[Page and application data records]

============================================================

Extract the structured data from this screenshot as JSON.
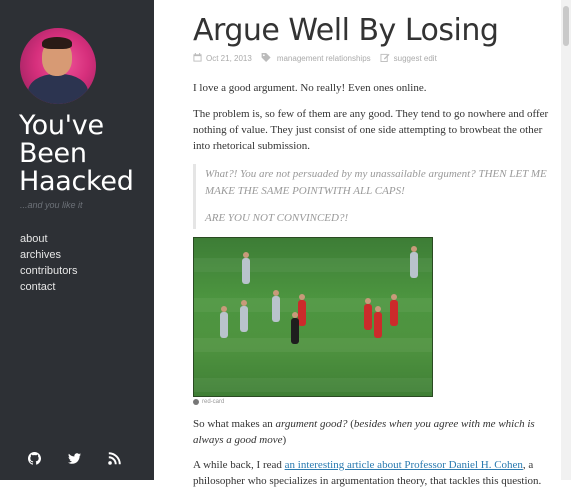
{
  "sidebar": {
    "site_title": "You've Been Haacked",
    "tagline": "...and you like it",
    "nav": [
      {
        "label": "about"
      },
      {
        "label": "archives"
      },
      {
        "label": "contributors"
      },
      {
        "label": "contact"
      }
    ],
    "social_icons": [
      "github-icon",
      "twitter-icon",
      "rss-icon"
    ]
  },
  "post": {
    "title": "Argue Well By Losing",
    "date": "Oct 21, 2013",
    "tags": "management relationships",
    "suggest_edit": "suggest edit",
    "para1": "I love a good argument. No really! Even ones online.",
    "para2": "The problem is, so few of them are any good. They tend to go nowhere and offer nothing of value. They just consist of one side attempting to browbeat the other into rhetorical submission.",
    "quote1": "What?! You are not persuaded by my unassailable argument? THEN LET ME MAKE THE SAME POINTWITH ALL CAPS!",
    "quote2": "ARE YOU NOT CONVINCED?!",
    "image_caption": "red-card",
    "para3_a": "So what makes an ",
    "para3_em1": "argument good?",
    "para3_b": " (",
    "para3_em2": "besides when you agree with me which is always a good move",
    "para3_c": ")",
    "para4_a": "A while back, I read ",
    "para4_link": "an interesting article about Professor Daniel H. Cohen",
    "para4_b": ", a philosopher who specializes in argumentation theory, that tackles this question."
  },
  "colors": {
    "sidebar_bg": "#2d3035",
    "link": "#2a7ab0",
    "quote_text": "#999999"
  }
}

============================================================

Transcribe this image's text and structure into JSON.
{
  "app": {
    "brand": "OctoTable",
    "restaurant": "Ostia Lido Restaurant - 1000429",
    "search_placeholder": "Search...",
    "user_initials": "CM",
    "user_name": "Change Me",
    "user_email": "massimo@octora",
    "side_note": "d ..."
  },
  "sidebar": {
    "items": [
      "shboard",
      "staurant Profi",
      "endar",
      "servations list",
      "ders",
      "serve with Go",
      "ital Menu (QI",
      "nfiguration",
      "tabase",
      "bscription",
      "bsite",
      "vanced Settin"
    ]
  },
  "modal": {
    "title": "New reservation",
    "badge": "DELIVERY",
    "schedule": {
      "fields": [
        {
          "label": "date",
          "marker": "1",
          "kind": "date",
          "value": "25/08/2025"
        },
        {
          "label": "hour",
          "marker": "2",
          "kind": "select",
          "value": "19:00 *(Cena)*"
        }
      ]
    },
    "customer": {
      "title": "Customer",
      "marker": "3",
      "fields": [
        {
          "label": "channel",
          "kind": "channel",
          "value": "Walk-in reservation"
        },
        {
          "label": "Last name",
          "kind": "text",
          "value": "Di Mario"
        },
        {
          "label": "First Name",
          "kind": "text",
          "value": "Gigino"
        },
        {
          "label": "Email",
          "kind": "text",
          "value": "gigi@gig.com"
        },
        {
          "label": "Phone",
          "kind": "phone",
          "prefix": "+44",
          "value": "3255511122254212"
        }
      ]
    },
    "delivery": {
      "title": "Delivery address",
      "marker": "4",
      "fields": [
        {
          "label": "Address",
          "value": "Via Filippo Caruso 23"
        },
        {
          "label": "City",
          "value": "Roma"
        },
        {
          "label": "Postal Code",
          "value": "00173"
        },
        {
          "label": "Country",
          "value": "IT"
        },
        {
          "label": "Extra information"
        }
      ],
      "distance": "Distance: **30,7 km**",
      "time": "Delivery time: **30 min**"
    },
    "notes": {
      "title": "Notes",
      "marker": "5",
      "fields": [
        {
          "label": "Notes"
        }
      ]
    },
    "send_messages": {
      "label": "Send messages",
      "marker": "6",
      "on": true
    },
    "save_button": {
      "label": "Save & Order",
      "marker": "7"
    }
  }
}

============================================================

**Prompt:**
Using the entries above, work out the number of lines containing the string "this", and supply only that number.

**Task output:**
3